OR WAIT null SECS
The Commission on Combating Synthetic Opioid Trafficking shared startling data as well as suggestions to combat what it calls a "national crisis."
The Commission on Combating Synthetic Opioid Trafficking released a report noting that drug overdoses have killed more than a million Americans since 1999, which is more than the number killed in battle during all US wars has fought in its history.1 The Commission was established under the National Defense Authorization Act for Fiscal Year 2020 and is composed of representatives of 7 executive branch departments and agencies, 4 sitting members of both the Senate and the House of Representatives, and 4 subject-matter experts from the private sector chosen for their deep experience and expertise.
The Commission called deaths from drug overdoses a “national emergency,” noting that the situation has grown more dire recently. It estimated about 100,000 Americans died from overdose deaths during the 12 months ending in April 2021, and the majority of deaths involved fentanyl and other synthetic opioids.

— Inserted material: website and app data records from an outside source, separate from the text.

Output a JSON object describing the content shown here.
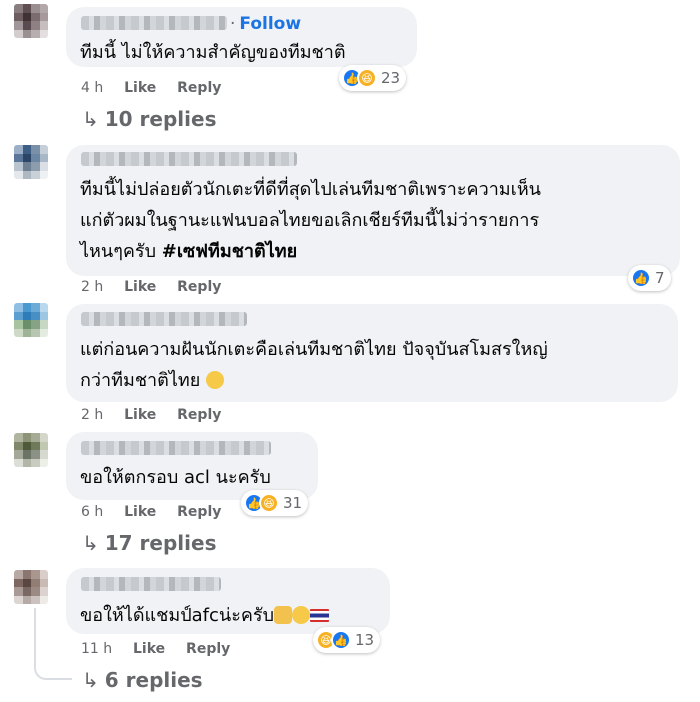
{
  "comments": [
    {
      "follow": "Follow",
      "text": [
        "ทีมนี้ ไม่ให้ความสำคัญของทีมชาติ"
      ],
      "time": "4 h",
      "like": "Like",
      "reply": "Reply",
      "reaction_count": "23",
      "reaction_icons": [
        "like-icon",
        "haha-icon"
      ],
      "replies": "10 replies"
    },
    {
      "text": [
        "ทีมนี้ไม่ปล่อยตัวนักเตะที่ดีที่สุดไปเล่นทีมชาติเพราะความเห็น",
        "แก่ตัวผมในฐานะแฟนบอลไทยขอเลิกเชียร์ทีมนี้ไม่ว่ารายการ",
        "ไหนๆครับ"
      ],
      "hashtag": "#เซฟทีมชาติไทย",
      "time": "2 h",
      "like": "Like",
      "reply": "Reply",
      "reaction_count": "7",
      "reaction_icons": [
        "like-icon"
      ]
    },
    {
      "text": [
        "แต่ก่อนความฝันนักเตะคือเล่นทีมชาติไทย ปัจจุบันสโมสรใหญ่",
        "กว่าทีมชาติไทย"
      ],
      "emoji": "rolling-eyes-emoji",
      "time": "2 h",
      "like": "Like",
      "reply": "Reply"
    },
    {
      "text": [
        "ขอให้ตกรอบ acl นะครับ"
      ],
      "time": "6 h",
      "like": "Like",
      "reply": "Reply",
      "reaction_count": "31",
      "reaction_icons": [
        "like-icon",
        "haha-icon"
      ],
      "replies": "17 replies"
    },
    {
      "text": [
        "ขอให้ได้แชมป์afcน่ะครับ"
      ],
      "emojis": [
        "pray-emoji",
        "relieved-emoji",
        "thai-flag-emoji"
      ],
      "time": "11 h",
      "like": "Like",
      "reply": "Reply",
      "reaction_count": "13",
      "reaction_icons": [
        "haha-icon",
        "like-icon"
      ],
      "replies": "6 replies"
    }
  ],
  "colors": {
    "bubble": "#f0f2f5",
    "link": "#1b74e4",
    "muted": "#65676b",
    "like": "#1877f2",
    "haha": "#f7b125"
  }
}
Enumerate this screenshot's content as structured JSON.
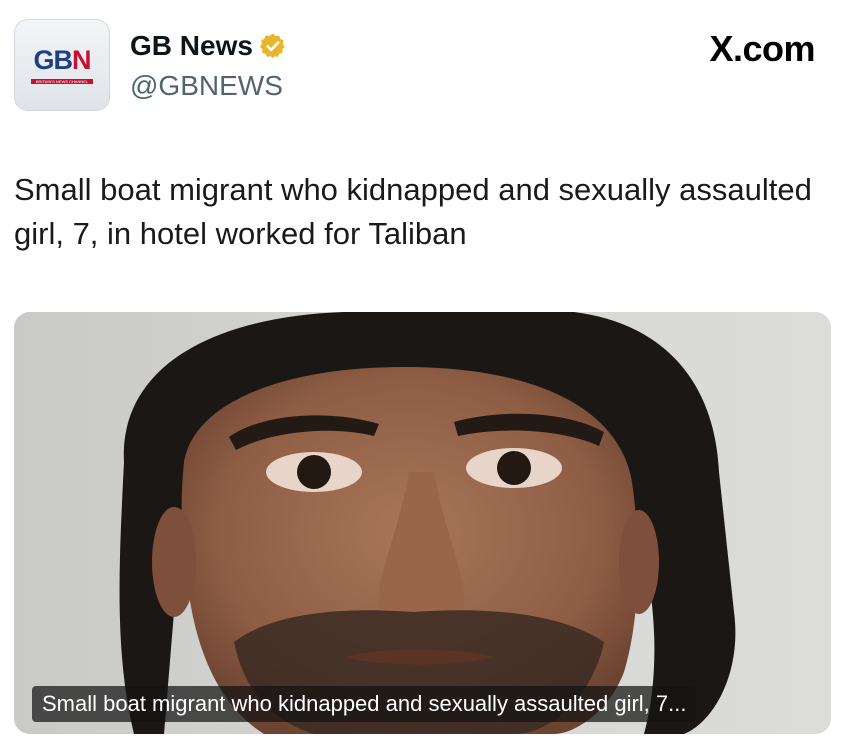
{
  "header": {
    "logo_text_1": "GB",
    "logo_text_2": "N",
    "logo_subtext": "BRITAIN'S NEWS CHANNEL",
    "account_name": "GB News",
    "verified_icon": "verified-badge-icon",
    "handle": "@GBNEWS",
    "site": "X.com"
  },
  "tweet": {
    "text": "Small boat migrant who kidnapped and sexually assaulted girl, 7, in hotel worked for Taliban"
  },
  "media": {
    "caption": "Small boat migrant who kidnapped and sexually assaulted girl, 7..."
  },
  "colors": {
    "brand_blue": "#1d3f86",
    "brand_red": "#c8102e",
    "verified_gold": "#e8b62c",
    "handle_gray": "#536471"
  }
}
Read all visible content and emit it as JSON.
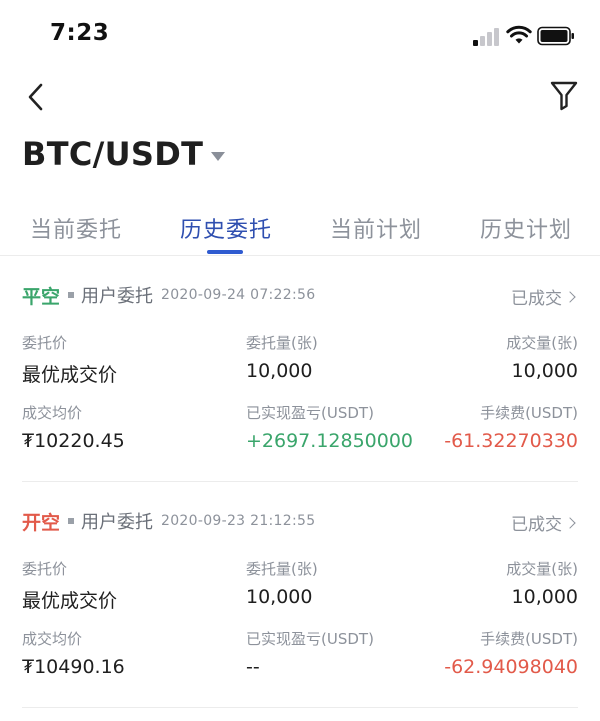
{
  "status_bar": {
    "time": "7:23"
  },
  "header": {
    "pair": "BTC/USDT"
  },
  "tabs": [
    {
      "label": "当前委托",
      "active": false
    },
    {
      "label": "历史委托",
      "active": true
    },
    {
      "label": "当前计划",
      "active": false
    },
    {
      "label": "历史计划",
      "active": false
    }
  ],
  "orders": [
    {
      "side": "平空",
      "side_color": "#3aa56b",
      "type": "用户委托",
      "time": "2020-09-24 07:22:56",
      "status": "已成交",
      "labels": {
        "price": "委托价",
        "amount": "委托量(张)",
        "filled": "成交量(张)",
        "avg": "成交均价",
        "pnl": "已实现盈亏(USDT)",
        "fee": "手续费(USDT)"
      },
      "values": {
        "price": "最优成交价",
        "amount": "10,000",
        "filled": "10,000",
        "avg": "₮10220.45",
        "pnl": "+2697.12850000",
        "fee": "-61.32270330"
      }
    },
    {
      "side": "开空",
      "side_color": "#e25a4a",
      "type": "用户委托",
      "time": "2020-09-23 21:12:55",
      "status": "已成交",
      "labels": {
        "price": "委托价",
        "amount": "委托量(张)",
        "filled": "成交量(张)",
        "avg": "成交均价",
        "pnl": "已实现盈亏(USDT)",
        "fee": "手续费(USDT)"
      },
      "values": {
        "price": "最优成交价",
        "amount": "10,000",
        "filled": "10,000",
        "avg": "₮10490.16",
        "pnl": "--",
        "fee": "-62.94098040"
      }
    }
  ],
  "colors": {
    "accent": "#2f5bd0",
    "profit": "#3aa56b",
    "loss": "#e25a4a",
    "muted": "#8d929b"
  },
  "icons": [
    "back-icon",
    "filter-icon",
    "signal-icon",
    "wifi-icon",
    "battery-icon",
    "chevron-right-icon",
    "dropdown-caret-icon"
  ]
}
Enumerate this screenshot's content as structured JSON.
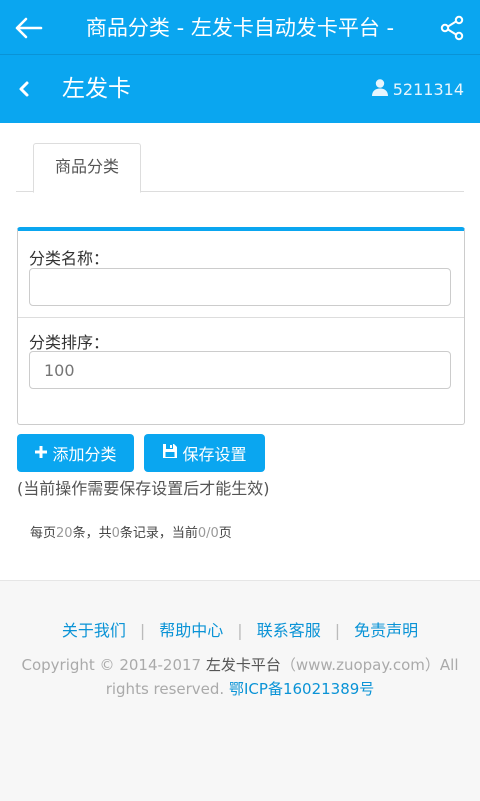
{
  "appbar": {
    "title": "商品分类 - 左发卡自动发卡平台 -"
  },
  "subbar": {
    "name": "左发卡",
    "user": "5211314"
  },
  "tabs": [
    {
      "label": "商品分类"
    }
  ],
  "form": {
    "name_label": "分类名称：",
    "name_value": "",
    "order_label": "分类排序：",
    "order_placeholder": "100"
  },
  "buttons": {
    "add": "添加分类",
    "save": "保存设置"
  },
  "note": "(当前操作需要保存设置后才能生效)",
  "pager": {
    "t1": "每页",
    "per_page": "20",
    "t2": "条，共",
    "total": "0",
    "t3": "条记录，当前",
    "current": "0/0",
    "t4": "页"
  },
  "footer": {
    "links": [
      "关于我们",
      "帮助中心",
      "联系客服",
      "免责声明"
    ],
    "copyright_a": "Copyright © 2014-2017 ",
    "brand": "左发卡平台",
    "copyright_b": "（www.zuopay.com）All rights reserved. ",
    "icp_prefix": "鄂",
    "icp": "ICP备16021389号"
  },
  "colors": {
    "accent": "#0aa6f0",
    "link": "#0a93d6"
  }
}
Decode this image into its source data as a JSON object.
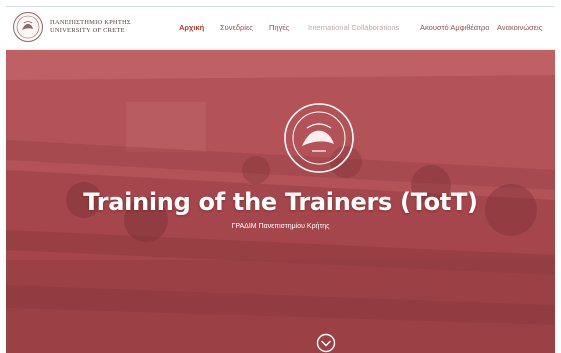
{
  "header": {
    "brand_line1": "ΠΑΝΕΠΙΣΤΗΜΙΟ ΚΡΗΤΗΣ",
    "brand_line2": "UNIVERSITY OF CRETE",
    "nav": [
      {
        "label": "Αρχική",
        "active": true
      },
      {
        "label": "Συνεδρίες",
        "active": false
      },
      {
        "label": "Πηγές",
        "active": false
      },
      {
        "label": "International Collaborations",
        "active": false
      },
      {
        "label": "Ακουστό Αμφιθέατρο",
        "active": false
      },
      {
        "label": "Ανακοινώσεις",
        "active": false
      }
    ]
  },
  "hero": {
    "title": "Training of the Trainers (TotT)",
    "subtitle": "ΓΡΑΔΙΜ Πανεπιστημίου Κρήτης",
    "scroll_icon": "chevron-down-circle-icon"
  },
  "colors": {
    "accent": "#c0392b",
    "hero_overlay": "#a9474c",
    "nav_text": "#8a5555"
  }
}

That is twice the number who died from traffic fatalities or gun-related violence during the same period.
Citing a 2018 White House Council of Economic Advisors report, the Commission put the cost of overdose fatalities at $696 billion. That number likely has risen to about $1 trillion annually since the original estimate, as the number of deaths then was about two-thirds the current total.
According to the Commission’s report, the crisis can be traced to the US Food and Drug Administration’s 1995 decision to approve OxyContin, a prescription opioid painkiller. It and similar drugs were marketed as non-addictive cures for pain without considering a patient’s other conditions that might drive misuse of the drugs. The result was a dramatic increase in prescription opioid dependence and addiction.
Unfortunately, as prescription opioids became less easily available, people with substance abuse disorders frequently began using heroin and, sometimes unknowingly, powerful synthetic opioids. “In less than a decade, illegal U.S. drug markets that once were dominated by diverted prescription opioids and heroin became saturated with illegally manufactured synthetic opioids,” some of which are easier and cheaper to produce than heroin, according to the report.
In 2014, when synthetic opioids such as fentanyl first appeared in the United States, they were largely made in and shipped from China. In recent years, however, Mexico has become the country of origin. Fentanyl’s potency, combined with a lack of quality control and imprecise dosing increase the risk of fatal overdose.
The Commission wrote, “The bottom line is that fentanyl is undeniably extremely dangerous to people who acquire drugs from illegal markets that operate with little transparency or care for consumer safety.”
The report presented a multi-pronged strategy built around 5 pillars to address both demand for and supply of illegal drugs. The Commission suggested: developing a unified, central body to coordinated planning, implementation and evaluation of all US drug policies; using targeted oversight and enforcement to disrupt drug supply; making public health demand-reduction approaches central to the fight against opioid trafficking so as to reduce the number of potential buyers; collaborating with other countries involved in producing and distributing synthetic opioids and the materials used to make them; and improving surveillance and data analysis to allow for more timely and effective interventions.
The report concluded with strong words: “Given the gravity of this crisis, new approaches, additional resources, and a reconsideration of ongoing interventions are essential,” Absent such steps, it added, “the economic costs will continue to rise, and hundreds of thousands more Americans will perish from preventable drug overdoses.”
1. Commission on Combating Synthetic Opioid Trafficking: Final Report. Reports from the Commission on Combating Synthetic Opioid Trafficking. February 7, 2022. Accessed February 19, 2022. https://www.rand.org/pubs/external_publications/EP68838.html